## [Dataset records]
◇ ◇ ◇ ◇ ◇ ◇ ◇
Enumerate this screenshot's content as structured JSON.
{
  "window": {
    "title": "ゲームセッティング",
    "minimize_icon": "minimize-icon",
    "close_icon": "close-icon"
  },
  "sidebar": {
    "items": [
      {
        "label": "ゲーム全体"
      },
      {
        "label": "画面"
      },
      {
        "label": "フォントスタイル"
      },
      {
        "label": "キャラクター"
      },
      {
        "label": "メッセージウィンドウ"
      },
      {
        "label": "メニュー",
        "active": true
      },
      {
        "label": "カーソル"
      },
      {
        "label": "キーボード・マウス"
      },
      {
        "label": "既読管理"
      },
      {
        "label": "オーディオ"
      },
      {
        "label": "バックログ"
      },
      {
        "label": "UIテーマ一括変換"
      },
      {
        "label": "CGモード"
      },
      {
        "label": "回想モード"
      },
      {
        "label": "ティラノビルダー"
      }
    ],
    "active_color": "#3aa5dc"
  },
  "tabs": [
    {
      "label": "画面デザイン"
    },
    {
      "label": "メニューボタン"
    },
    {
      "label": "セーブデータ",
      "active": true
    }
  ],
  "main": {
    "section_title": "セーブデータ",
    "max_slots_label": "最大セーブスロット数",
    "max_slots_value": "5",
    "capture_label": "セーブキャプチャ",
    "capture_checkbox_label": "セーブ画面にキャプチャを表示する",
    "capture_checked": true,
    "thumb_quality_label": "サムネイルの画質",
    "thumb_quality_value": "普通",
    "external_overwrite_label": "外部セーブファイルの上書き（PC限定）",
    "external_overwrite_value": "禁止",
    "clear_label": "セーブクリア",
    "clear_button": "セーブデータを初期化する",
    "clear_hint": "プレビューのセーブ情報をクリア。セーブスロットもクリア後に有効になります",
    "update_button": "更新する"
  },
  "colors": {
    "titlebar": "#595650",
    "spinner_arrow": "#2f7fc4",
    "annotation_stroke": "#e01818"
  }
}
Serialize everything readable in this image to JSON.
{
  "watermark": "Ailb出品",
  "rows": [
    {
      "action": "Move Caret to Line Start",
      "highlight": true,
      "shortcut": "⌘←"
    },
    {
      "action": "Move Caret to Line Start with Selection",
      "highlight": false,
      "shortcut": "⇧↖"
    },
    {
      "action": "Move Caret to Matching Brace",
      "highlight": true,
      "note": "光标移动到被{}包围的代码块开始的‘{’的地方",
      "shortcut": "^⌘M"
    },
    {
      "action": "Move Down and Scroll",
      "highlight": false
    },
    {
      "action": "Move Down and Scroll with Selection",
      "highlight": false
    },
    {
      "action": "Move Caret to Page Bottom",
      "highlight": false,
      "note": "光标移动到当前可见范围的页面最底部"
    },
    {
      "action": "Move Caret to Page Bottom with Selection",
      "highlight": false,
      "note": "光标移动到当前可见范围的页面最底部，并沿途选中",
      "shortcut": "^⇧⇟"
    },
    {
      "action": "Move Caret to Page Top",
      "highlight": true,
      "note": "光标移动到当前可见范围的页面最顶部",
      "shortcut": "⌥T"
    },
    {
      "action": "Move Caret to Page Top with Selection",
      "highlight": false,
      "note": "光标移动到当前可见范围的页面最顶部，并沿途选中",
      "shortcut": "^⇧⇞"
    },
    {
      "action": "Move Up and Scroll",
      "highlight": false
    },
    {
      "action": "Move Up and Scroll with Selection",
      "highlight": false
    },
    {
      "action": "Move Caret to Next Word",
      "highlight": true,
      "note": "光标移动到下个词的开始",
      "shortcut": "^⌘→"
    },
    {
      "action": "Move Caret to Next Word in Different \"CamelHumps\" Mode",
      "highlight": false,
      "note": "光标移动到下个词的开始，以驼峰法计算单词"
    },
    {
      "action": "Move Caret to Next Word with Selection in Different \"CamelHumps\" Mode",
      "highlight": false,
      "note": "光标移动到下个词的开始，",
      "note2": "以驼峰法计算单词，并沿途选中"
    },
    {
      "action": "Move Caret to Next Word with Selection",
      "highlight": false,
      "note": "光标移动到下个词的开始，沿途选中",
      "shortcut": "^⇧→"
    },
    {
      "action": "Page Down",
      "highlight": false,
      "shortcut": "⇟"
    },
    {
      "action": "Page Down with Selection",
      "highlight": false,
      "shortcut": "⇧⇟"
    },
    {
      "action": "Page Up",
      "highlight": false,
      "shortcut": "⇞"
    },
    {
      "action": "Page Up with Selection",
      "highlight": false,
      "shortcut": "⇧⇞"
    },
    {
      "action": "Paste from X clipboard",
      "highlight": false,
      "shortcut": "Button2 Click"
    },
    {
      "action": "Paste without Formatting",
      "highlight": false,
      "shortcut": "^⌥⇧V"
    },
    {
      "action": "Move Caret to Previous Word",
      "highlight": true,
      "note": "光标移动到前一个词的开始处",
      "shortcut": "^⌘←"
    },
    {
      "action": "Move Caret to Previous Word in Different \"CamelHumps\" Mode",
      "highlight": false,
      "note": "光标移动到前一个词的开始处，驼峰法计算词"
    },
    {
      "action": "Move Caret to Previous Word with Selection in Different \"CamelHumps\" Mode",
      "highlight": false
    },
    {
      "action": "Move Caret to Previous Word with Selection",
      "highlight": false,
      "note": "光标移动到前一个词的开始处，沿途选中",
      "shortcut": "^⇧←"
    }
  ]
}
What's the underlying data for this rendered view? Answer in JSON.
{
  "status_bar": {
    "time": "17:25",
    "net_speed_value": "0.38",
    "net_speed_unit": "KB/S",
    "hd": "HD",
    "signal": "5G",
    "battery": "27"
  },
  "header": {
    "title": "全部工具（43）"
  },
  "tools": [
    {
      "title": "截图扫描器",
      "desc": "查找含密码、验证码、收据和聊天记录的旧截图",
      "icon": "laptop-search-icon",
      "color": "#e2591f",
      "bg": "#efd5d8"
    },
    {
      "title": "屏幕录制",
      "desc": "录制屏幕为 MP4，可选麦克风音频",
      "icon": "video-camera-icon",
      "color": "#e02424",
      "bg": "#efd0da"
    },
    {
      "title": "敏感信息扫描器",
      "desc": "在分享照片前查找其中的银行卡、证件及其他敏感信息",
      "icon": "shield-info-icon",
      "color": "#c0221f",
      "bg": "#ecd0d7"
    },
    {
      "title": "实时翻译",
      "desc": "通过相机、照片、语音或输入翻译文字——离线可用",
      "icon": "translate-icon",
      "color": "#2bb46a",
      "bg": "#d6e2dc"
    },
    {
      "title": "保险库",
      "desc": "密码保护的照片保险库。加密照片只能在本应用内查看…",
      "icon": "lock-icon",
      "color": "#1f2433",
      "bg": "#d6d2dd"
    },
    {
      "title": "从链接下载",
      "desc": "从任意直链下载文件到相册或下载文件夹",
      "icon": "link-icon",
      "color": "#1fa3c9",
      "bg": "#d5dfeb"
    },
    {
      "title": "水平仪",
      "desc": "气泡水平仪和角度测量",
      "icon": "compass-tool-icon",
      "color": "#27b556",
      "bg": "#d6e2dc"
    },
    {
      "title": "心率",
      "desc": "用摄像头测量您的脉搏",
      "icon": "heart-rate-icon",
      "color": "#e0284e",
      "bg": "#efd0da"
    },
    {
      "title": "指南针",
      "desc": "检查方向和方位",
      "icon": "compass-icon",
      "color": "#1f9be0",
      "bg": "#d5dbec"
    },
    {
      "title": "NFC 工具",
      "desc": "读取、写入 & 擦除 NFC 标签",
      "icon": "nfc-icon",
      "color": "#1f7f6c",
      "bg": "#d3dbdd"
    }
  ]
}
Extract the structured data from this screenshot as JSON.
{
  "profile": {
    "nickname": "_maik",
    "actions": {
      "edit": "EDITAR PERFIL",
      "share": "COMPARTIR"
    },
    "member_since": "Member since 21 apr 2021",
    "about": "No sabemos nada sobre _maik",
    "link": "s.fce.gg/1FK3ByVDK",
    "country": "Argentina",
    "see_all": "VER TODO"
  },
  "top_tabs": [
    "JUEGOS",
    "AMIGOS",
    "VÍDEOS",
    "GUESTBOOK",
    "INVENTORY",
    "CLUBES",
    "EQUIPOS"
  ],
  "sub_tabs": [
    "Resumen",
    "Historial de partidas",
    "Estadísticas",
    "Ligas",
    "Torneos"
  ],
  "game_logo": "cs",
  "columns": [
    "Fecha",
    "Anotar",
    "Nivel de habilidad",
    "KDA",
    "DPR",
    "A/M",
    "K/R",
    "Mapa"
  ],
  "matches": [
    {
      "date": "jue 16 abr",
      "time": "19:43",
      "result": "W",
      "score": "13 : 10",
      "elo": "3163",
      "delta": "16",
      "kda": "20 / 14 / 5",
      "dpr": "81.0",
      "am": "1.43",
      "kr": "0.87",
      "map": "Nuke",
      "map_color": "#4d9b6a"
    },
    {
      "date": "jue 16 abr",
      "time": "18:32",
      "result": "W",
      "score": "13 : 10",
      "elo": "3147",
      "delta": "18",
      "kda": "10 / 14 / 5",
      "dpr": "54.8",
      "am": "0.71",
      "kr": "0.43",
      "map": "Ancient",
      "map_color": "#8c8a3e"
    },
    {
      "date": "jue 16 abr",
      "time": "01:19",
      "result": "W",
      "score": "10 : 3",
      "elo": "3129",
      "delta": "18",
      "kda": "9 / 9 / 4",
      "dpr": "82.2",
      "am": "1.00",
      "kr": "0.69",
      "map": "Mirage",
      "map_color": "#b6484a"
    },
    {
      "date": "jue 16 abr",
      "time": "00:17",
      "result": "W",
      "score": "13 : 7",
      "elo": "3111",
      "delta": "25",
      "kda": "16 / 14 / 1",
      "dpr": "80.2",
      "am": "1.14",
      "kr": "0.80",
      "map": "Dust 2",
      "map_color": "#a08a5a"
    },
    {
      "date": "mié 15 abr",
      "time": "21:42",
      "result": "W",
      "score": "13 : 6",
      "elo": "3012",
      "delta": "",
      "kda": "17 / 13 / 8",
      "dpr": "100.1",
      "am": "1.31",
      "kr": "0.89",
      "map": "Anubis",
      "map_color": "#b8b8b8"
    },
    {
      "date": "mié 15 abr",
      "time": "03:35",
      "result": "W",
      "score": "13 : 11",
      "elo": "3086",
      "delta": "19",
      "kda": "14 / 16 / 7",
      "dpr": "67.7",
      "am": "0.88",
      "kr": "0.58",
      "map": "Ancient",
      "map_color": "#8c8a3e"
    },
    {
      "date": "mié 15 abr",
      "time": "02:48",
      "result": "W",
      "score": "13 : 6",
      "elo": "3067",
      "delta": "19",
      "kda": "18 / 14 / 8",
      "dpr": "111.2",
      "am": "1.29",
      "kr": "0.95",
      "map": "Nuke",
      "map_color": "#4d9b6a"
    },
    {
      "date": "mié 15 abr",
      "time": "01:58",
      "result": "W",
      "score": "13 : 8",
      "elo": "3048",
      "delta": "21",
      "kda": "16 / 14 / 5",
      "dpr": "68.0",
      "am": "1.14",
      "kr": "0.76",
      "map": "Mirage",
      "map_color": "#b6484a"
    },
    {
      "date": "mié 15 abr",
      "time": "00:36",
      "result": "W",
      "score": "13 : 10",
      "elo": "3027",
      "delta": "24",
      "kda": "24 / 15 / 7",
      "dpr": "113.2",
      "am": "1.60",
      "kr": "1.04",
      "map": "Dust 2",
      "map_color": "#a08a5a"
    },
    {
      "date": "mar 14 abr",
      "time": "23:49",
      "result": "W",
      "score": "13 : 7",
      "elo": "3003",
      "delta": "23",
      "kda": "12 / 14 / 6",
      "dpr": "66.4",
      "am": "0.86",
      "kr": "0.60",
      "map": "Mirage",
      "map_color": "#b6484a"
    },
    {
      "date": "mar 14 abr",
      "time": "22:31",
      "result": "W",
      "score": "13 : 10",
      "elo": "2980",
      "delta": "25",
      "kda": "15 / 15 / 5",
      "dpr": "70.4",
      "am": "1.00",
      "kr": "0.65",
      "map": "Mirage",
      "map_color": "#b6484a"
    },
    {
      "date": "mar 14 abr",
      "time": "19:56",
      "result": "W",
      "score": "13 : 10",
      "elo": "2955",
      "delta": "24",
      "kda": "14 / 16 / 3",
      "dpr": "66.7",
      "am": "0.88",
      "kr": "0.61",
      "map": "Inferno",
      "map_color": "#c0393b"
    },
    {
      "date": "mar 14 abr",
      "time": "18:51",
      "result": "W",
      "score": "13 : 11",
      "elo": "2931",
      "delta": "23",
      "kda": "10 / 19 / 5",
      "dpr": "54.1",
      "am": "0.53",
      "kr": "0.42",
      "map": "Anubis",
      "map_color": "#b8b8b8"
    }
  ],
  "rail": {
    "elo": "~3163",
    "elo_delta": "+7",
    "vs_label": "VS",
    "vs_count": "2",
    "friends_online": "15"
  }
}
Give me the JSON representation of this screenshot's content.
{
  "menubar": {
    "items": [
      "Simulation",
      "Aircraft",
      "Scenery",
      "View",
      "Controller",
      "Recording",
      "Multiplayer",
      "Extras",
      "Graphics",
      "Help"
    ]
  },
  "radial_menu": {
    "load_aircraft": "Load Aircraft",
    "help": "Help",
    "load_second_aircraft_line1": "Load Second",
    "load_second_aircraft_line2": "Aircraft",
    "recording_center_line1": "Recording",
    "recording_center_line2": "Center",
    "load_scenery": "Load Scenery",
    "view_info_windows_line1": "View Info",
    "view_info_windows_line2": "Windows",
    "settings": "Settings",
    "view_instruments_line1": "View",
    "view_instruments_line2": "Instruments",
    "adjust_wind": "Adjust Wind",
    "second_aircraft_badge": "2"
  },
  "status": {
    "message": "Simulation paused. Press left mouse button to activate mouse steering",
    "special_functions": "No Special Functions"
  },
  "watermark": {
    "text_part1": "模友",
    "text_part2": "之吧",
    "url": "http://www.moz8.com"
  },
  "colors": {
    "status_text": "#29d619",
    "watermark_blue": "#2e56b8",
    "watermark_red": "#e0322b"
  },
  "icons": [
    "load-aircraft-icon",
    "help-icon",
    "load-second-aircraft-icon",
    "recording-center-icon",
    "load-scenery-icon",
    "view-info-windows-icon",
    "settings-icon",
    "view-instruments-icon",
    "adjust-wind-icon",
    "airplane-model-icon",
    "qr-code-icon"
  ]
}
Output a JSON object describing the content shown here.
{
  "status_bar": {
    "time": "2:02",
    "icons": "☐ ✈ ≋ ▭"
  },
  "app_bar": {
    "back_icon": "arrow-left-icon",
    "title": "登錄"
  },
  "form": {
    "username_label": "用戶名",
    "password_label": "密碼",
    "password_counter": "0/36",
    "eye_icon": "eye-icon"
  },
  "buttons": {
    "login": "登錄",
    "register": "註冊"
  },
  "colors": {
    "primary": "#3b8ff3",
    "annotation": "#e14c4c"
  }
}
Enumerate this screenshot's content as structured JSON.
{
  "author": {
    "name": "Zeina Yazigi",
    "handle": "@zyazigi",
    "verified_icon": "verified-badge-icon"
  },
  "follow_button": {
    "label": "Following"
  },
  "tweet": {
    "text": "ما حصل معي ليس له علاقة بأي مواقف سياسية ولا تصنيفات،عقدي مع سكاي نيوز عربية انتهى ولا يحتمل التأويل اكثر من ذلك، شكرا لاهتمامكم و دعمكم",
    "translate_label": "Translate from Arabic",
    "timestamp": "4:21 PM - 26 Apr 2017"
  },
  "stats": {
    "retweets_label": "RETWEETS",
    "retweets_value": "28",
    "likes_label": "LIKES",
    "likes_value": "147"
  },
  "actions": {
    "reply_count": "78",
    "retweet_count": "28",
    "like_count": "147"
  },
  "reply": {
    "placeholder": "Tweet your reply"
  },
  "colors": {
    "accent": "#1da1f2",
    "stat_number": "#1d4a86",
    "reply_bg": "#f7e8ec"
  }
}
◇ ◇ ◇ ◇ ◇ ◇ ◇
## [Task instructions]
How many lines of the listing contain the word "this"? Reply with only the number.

## [The answer]
6